Branched estuary of Guinea-Bissau

Estuaries off the coast of Guinea-Bissau branch like the roots of plants. Long “antennae” of rivers diverge across the plains of the country, in order to eventually fall into the Atlantic Ocean. On the way, they carry water, nutrients and various deposits.

This snapshot in natural colors was made on May 17, 2018 by an OLI instrument on the satellite Landsat 8. It demonstrates the movement of sediments as the rivers flow from east to west. The color change is most evident at the Rio-Geba River, which flows past the capital of the country.

The map below shows a more detailed look at how dissolved organic compounds in the water change its color, discoloring the river. Organic substances (leaves, bark, roots) contain pigments and chemicals that can stain water when dissolved in it. Depending on the amount of dissolved particles, the water on the images of natural color may appear blue, green, yellow or even brown as the concentration of organic compounds increases. In this visualization of the data it is represented in yellow, green and blue colors (blue indicates purer water).

These estuaries play an important role in agriculture. Guinea-Bissau is a small West African country characterized by a flat relief with elevations only 20-30 meters above sea level. Coastal valleys are often flooded, especially in summer during the rainy season, which can lead to devastating consequences for infrastructure, agriculture and health. But with a moderate amount of rainfall, rain has a favorable effect on agriculture, especially positively affecting the cultivation of rice.
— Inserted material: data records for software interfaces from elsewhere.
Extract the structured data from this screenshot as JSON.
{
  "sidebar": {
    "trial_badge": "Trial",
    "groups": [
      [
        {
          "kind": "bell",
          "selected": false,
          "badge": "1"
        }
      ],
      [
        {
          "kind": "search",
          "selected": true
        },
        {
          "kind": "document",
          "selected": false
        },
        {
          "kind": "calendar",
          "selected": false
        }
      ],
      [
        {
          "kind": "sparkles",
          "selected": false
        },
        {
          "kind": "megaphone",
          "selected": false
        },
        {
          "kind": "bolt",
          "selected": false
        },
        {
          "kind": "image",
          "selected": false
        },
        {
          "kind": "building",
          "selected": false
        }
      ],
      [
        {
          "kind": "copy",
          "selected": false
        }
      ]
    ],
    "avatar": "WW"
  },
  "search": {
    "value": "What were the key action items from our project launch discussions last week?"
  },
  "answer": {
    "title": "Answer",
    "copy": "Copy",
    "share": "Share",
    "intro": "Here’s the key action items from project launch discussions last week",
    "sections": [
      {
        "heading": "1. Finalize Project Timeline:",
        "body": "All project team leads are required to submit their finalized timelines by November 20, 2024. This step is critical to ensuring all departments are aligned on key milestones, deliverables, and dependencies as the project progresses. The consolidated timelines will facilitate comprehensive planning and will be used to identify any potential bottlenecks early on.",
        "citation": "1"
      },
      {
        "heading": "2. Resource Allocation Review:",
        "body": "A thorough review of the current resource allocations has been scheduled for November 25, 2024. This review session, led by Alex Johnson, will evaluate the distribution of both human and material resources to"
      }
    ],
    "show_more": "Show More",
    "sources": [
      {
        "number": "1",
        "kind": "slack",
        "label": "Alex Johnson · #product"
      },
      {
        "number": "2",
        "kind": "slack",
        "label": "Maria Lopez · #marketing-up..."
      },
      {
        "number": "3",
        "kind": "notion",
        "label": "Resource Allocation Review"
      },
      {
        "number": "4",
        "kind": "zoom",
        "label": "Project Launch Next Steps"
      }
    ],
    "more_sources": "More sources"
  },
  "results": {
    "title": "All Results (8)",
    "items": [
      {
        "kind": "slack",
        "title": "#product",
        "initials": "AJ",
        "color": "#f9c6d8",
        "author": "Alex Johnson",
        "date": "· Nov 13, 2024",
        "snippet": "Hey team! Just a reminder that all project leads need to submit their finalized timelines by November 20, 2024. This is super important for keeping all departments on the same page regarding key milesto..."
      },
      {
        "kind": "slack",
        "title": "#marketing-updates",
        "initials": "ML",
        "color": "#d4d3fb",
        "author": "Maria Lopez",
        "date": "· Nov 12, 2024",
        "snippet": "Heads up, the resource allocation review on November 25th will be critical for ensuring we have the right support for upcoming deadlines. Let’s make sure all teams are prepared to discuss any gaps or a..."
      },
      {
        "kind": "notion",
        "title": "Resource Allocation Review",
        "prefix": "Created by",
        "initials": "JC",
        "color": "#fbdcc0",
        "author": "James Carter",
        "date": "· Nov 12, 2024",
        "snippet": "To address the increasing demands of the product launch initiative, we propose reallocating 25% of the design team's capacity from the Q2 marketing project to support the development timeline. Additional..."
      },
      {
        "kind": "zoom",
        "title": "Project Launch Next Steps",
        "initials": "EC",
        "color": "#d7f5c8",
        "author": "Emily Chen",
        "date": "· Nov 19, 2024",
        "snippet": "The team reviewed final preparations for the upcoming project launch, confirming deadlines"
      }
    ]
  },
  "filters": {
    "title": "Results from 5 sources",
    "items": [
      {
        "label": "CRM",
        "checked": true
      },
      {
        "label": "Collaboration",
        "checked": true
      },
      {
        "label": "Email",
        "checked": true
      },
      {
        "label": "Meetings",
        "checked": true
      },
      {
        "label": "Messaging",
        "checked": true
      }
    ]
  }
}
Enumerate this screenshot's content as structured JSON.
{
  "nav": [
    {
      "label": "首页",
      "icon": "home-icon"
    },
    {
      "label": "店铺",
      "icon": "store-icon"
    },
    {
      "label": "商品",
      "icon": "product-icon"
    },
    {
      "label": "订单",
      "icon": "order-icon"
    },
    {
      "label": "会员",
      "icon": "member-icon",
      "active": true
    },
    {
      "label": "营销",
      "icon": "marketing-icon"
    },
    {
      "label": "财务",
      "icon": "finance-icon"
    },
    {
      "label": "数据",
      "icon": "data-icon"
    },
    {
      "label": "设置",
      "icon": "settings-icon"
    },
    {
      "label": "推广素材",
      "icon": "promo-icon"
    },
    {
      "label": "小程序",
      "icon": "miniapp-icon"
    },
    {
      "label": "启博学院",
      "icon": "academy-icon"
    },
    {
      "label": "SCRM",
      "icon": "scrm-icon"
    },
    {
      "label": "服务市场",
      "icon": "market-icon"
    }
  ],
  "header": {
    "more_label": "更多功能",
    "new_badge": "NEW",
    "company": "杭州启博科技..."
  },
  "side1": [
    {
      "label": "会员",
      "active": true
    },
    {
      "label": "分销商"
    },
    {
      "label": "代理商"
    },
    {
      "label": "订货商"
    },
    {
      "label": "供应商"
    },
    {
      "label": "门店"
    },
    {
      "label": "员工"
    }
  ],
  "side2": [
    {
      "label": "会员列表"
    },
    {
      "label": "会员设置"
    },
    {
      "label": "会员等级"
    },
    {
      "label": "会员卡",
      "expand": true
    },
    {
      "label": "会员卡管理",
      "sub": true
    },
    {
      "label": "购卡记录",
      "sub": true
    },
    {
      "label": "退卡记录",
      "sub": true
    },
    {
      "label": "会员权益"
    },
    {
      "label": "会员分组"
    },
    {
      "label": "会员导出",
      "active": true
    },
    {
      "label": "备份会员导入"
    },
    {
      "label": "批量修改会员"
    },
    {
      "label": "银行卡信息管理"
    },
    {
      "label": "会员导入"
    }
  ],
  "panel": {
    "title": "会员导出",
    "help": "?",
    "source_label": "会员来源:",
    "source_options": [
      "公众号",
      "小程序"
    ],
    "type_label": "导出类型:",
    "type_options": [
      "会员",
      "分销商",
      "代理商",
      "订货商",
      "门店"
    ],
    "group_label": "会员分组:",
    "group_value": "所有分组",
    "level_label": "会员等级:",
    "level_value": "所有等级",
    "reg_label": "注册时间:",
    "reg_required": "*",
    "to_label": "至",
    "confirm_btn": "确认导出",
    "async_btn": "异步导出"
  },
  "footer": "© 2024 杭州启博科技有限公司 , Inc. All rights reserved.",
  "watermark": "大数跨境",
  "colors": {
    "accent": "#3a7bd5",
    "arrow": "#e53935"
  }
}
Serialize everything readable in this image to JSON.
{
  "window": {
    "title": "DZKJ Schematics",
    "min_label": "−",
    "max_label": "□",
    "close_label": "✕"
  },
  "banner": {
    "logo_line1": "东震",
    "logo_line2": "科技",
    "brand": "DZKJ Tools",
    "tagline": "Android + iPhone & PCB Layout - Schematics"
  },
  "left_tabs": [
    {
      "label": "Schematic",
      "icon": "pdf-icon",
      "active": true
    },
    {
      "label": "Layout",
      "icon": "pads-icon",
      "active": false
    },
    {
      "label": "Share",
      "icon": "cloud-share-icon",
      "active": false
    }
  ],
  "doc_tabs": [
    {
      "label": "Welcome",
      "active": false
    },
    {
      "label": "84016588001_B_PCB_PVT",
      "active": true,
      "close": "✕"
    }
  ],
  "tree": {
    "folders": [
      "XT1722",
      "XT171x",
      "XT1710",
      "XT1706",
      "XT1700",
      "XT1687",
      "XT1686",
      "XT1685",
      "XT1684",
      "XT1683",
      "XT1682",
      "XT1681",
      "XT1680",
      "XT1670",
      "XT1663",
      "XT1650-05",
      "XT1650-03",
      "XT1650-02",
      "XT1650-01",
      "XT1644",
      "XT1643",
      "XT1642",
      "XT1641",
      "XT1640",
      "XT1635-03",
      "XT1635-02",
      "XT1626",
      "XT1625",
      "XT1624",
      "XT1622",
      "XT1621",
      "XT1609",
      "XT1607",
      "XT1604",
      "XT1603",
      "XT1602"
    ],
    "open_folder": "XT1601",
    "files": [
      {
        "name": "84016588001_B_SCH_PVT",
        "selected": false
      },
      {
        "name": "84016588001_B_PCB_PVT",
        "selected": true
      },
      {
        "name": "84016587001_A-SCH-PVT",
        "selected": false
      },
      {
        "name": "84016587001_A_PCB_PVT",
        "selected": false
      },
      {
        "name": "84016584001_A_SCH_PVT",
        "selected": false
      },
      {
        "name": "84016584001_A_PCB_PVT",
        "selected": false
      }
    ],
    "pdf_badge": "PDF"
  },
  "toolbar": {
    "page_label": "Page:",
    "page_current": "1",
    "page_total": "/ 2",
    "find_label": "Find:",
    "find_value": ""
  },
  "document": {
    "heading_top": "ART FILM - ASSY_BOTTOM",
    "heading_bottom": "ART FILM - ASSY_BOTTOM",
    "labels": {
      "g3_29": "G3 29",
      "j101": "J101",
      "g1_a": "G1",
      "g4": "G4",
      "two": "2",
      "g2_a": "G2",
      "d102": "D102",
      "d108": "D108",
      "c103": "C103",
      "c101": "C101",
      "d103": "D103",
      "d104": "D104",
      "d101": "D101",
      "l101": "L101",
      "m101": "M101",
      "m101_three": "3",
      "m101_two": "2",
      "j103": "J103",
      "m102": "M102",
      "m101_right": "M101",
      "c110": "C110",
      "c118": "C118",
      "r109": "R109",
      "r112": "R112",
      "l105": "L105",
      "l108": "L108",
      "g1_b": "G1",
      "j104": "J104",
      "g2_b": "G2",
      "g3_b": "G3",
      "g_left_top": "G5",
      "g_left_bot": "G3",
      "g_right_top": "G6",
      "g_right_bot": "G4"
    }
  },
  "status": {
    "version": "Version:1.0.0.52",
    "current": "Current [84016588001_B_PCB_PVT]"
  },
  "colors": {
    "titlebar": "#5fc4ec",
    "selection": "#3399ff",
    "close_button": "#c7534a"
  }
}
However, most of the agricultural land is created by the destruction of mangroves, which are a natural barrier between land and water. For example, a large rice production is located along the Rio-Geba River, which is surrounded by wide valleys and a plain in which forests have been cut down. As a result, coastal areas are eroded, which is expected to intensify as sea level rises. Several projects are currently aimed at restoring mangrove forests, followed by researchers.